After the war, Robinson briefly played pro football, but soon switched to baseball. After one All-Star season with the Kansas City Monarchs of the Negro Leagues (1945), the Dodgers chose Robinson as their integration test case. After a season with their AAA farm team, the Montreal Royals, Robinson made his Major League debut for Brooklyn in 1947.

It is true that the Dodgers selected Robinson as much for his character as his playing skills. However, the complaint that he usurped an honor that should have gone to more accomplished Negro League stars misses the mark. It ignores the obvious fact that teams tend to invest in young talent. The greatest black players of the day — Josh Gibson and Satchel Paige—were indeed total badasses, but by the time the Dodgers signed Robinson, Gibson was retired (disabled, and soon dead), while Paige was pushing forty. At age 27, Robinson seemed to offer far more upside.

No one could have predicted that Paige would prove an ageless wonder, winning a World Series at the age of 42, earning All-Star honors at 46 and 47, and throwing his last professional pitch in his 59th year — nine years after Robinson retired.

Still, the Dodgers did even better by choosing Robinson. In 1947, he won Rookie of the Year in 1947 and led the National League in stolen bases; he repeated the latter feat in 1949, while piling on a batting title, the Most Valuable Player award, and the first of six consecutive All-Star honors. He won a World Series in 1955 before diabetes forced him into retirement.
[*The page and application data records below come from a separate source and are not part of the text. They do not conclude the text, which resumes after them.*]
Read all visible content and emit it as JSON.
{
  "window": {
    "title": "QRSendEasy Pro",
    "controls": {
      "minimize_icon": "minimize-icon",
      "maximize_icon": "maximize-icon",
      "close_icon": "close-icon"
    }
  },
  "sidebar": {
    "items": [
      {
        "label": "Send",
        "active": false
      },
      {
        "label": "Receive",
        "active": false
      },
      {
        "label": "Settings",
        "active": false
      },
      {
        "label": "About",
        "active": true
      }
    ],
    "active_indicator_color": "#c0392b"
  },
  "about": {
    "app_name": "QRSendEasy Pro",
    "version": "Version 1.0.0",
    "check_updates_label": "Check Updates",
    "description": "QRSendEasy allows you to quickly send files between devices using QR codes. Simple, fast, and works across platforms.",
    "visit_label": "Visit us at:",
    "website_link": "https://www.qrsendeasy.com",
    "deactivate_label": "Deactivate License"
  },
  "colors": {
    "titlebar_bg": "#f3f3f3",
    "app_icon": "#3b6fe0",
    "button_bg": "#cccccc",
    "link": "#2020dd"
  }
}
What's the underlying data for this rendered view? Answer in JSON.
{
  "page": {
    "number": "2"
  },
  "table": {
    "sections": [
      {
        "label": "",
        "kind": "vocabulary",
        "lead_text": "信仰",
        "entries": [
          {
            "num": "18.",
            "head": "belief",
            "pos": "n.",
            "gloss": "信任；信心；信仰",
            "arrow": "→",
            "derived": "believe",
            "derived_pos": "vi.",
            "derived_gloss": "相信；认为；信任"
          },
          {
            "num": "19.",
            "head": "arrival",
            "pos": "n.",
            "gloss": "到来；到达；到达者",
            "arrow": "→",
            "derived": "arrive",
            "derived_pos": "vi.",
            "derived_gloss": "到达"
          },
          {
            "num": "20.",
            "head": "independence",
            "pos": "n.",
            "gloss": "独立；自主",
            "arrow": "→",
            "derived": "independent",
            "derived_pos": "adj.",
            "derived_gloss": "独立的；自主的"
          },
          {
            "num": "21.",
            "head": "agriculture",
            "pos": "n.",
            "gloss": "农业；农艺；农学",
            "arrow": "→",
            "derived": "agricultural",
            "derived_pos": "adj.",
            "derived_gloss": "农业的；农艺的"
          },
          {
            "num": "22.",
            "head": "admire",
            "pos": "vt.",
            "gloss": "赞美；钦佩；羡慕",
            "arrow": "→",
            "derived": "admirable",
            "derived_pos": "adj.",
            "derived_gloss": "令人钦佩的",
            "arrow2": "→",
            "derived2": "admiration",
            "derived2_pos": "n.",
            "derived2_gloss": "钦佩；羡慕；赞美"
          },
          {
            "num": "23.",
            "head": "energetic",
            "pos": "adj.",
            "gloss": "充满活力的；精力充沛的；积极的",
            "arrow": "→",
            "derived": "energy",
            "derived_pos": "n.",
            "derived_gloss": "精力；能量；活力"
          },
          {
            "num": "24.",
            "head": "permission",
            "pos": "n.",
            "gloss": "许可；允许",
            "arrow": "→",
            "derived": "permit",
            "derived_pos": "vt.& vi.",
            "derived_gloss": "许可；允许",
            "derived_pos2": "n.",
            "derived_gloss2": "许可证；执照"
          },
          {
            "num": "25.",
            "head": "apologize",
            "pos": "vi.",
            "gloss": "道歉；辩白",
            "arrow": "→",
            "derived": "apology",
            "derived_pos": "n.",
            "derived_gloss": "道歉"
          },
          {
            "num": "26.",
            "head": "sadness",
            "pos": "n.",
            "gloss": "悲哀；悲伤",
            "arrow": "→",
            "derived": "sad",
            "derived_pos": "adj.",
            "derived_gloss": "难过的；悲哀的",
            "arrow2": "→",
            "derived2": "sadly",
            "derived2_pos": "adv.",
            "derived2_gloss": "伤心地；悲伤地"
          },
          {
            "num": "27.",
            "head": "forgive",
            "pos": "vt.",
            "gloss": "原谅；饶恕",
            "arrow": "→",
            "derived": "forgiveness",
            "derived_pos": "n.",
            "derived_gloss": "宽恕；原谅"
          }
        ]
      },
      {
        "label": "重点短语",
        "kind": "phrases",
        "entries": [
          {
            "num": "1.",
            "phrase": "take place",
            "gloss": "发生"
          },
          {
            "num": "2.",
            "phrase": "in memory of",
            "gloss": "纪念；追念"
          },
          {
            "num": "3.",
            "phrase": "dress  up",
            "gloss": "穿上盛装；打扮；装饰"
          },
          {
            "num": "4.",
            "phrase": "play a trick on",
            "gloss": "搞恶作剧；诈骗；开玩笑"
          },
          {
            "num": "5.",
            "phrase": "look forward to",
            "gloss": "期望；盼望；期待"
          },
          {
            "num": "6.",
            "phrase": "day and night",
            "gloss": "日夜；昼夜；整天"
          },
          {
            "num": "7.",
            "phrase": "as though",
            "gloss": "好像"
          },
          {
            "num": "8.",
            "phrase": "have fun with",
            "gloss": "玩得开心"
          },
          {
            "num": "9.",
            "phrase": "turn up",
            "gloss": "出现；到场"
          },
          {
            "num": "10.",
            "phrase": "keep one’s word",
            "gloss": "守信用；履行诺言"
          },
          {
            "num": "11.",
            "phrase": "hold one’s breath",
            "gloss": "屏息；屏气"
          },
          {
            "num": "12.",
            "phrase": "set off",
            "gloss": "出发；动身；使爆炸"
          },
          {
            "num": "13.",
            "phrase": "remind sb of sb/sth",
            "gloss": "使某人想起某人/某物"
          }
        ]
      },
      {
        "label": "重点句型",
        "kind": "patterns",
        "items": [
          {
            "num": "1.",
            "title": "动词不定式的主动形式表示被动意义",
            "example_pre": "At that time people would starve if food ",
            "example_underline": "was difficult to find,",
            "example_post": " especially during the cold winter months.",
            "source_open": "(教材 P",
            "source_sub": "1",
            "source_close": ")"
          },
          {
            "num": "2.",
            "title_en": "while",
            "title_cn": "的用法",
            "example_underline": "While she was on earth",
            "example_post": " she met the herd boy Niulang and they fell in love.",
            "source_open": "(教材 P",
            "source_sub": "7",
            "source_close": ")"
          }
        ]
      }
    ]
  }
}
His achievements on the field alone sufficed to earn admission to Cooperstown; his status as the first black player in the modern era merely gilded the lily of his impeccable Hall of Fame credentials.

Some radicals derided Robinson for his supposed conservatism during the Civil Rights Revolution, but that, too, is misguided. Reflecting mainstream African American opinion, Robinson supported the movement and attended the March on Washington, but disagreed with Dr. King’s decision to oppose the Vietnam War.

Like many African Americans, Robinson remained loyal to the party of Lincoln until the Republicans reversed field on civil rights and openly courted white supremacists, first by nominating Goldwater, and then by coupling Nixon’s “Southern Strategy” with the racially coded rhetoric of “law and order.” By then, Robinson considered himself a political independent; he endorsed the Democratic candidate, civil rights stalwart Hubert Humphrey, in 1968.

Complications from diabetes finally killed Robinson in 1972. He was only 53 years old. Had he lived to our time, he might have rued baseball’s plummeting popularity, both generally and in the African American community, but would certainly appreciate the increased opportunities for athletes in professional football and basketball.

If you enjoyed this article, then please hit the applauding hands down there to help others find it. I invite your comments. Thank you for reading.

History, politics, education, music, culture. Award-winning high school teacher, former principal. College instructor. Seahawks Diehard. Twitter: @brian_mrbmkz

Get the Medium app

A button that says 'Download on the App Store', and if clicked it will lead you to the iOS App store
A button that says 'Get it on, Google Play', and if clicked it will lead you to the Google Play store